Were you shocked with the release of the “Panama Papers” to learn of all of the politicians from around the globe who have utilized Panama and other “offshore” entities to set up financial structures to hide their money? If so, you would probably be more shocked to learn that the United States is the biggest tax haven in the world – where foreign nationals can easily and legally avoid revealing what they own.
The real news is how so many people who have spent most of their lives in government have accumulated so much money. The answer obviously is inside deals and inflated “consulting” and “speaking” contracts. I am no fan of either Bernie Sanders or Donald Trump, but they have done a service by speaking directly about political corruption. Mr. Trump admits (or even brags) that he has spent a lifetime buying politicians. The Clintons are reported to be worth well over a US$100 million. Hillary tells us that she cares about us and is merely sacrificing herself for the greater good – much like Mother Teresa – such selfless sacrifice. The politicians and the crony capitalists who fund them in exchange for lucrative government contracts and favors need someplace to hide their ill-gotten gains, so they use the same legal financial privacy vehicles that legitimate business people and others employ to try preserve their wealth.
The “Panama Papers” uproar has caused the predictable calls for more financial transparency. Even if you are a person of modest means, do you want the government to know everything about your spending habits? Folks in government will always assure the people that any personal information – income, tax and health records – will be kept totally secret. But that is a lie. Over the last couple of years, the innermost secrets of the U.S. government, involving national defense, personnel and IRS records have all been hacked or stolen. Far too often, those in government use sensitive information for their own purposes or for general citizen abuse and even blackmail. To quote the British writer and barrister, Stanley Brodie, “The idea that everyone’s tax and financial affairs, assets and wealth should be open to inspection by the world at large only has to be stated for its absurdity to be seen.”
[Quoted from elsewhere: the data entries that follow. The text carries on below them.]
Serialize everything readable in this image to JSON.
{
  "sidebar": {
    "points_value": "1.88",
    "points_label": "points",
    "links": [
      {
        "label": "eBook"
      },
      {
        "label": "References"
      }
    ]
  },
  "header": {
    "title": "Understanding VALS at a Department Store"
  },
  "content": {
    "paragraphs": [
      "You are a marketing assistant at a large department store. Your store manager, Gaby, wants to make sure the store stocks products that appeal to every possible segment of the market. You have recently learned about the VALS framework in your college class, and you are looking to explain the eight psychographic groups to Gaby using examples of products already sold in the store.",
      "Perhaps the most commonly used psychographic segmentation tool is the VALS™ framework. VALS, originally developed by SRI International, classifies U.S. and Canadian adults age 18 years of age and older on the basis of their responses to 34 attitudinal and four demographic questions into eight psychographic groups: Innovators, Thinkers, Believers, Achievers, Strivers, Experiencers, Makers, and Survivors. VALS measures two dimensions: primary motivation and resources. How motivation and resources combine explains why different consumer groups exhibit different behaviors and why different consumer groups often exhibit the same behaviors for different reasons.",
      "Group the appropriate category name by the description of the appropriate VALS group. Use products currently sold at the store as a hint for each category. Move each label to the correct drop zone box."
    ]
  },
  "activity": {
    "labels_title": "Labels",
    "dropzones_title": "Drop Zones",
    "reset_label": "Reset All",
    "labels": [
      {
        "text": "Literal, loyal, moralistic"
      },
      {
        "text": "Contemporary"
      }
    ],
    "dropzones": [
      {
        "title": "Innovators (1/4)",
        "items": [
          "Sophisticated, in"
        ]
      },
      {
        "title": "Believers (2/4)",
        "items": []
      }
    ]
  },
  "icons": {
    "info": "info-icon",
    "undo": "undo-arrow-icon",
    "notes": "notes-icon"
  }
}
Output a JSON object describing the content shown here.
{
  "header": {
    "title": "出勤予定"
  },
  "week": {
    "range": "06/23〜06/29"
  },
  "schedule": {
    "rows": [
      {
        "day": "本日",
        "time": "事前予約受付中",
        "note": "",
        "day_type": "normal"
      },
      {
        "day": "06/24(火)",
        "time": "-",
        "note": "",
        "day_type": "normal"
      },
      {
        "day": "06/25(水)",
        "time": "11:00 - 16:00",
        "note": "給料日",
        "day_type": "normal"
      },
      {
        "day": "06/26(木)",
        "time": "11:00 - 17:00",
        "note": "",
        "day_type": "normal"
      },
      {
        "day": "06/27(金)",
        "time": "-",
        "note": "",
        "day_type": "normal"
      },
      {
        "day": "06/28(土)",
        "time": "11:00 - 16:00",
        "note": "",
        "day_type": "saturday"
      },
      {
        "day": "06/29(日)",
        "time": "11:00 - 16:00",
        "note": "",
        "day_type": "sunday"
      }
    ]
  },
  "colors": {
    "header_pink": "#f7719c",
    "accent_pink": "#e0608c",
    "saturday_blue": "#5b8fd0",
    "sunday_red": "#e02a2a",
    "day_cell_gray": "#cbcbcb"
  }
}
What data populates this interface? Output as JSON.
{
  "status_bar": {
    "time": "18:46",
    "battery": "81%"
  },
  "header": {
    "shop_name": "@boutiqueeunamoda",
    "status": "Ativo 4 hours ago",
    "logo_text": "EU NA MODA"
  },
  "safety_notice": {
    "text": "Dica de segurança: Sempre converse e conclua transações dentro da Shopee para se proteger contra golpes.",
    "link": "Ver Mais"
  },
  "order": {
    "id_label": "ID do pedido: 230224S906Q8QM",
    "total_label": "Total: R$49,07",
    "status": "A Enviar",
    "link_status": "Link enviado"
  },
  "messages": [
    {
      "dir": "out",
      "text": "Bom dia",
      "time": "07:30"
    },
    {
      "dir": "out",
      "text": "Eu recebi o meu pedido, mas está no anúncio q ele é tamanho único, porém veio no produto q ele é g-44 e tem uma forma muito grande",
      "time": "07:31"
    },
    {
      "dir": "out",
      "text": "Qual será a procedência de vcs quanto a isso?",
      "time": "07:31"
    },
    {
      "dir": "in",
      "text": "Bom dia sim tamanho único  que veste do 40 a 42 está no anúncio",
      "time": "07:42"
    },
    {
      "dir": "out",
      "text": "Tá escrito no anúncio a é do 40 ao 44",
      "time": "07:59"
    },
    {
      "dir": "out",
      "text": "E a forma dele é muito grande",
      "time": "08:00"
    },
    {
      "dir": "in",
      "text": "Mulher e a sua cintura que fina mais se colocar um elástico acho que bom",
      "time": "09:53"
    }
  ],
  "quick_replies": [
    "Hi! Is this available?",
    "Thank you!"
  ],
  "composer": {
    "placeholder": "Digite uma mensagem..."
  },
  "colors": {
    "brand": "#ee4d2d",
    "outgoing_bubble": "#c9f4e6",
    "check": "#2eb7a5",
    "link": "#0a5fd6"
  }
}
The folks here in Cayman do not like their island being referred to as a tax haven, because, in reality, it is less of a tax haven than the states of Delaware, Wyoming, Nevada, as well as the City of London and many other places around the globe. Residents of Cayman pay plenty of taxes; it’s just that they do not have an income tax. Cayman gets its bad rap from decades-old novels and movies, which portrayed it as a wild west for various sorts of tax cheats and evil sorts. It was largely untrue back then and certainly is not true today. Cayman has a vibrant financial services industry based largely on regulatory efficiency, and legal clarity and certainty. It would be a foolish place to try to hide money from the tax man, given its tax information-sharing agreements with the United States, the United Kingdom and many other governments.
The “Panama Papers” revelations have caused many to attack “shell” companies. Most companies begin as “shell companies,” meaning they have few real assets or operations. Some become giant corporations, some become proper vehicles for investment and productive uses, and a few are used for illegal purposes. Cars, homes, boats, planes, businesses and government agencies can be used for proper and legal activities or, in the hands of bad people, can be used for criminal purposes. If we banned everything that is used for destructive purposes, we would all be lying naked in a cave without sticks or stones.
The fact is the world cannot function without a high degree of confidentiality, including financial confidentiality. Those countries that destroy it for their own and other citizens will find that people with money will merely move it to some place where it is better treated. And despite the endless attempts by many countries and the Organization for Economic Cooperation and Development to require full financial information-sharing, there will always be places that will provide services people want and need. (There is a near-universal ban on certain hard drugs. How well has that worked out?) With the development of new technologies such as block chains, higher levels of encryption and so forth, there will be increasing and endless means by which to move and hide wealth.
Well-run financial centers implicitly pressure other governments to provide full value for the tax monies they receive. It may seem counterintuitive, but financial centers like Cayman, which operate under the rule of law and with little corruption, actually add to world prosperity by facilitating the proper allocation of capital and providing necessary safe havens from corrupt and criminal governments.
Richard W. Rahn, a senior fellow at the Cato Institute and chairman of the Institute for Global Economic Growth, is on the Editorial Board of Cayman Financial Review. © 2016, The Washington Times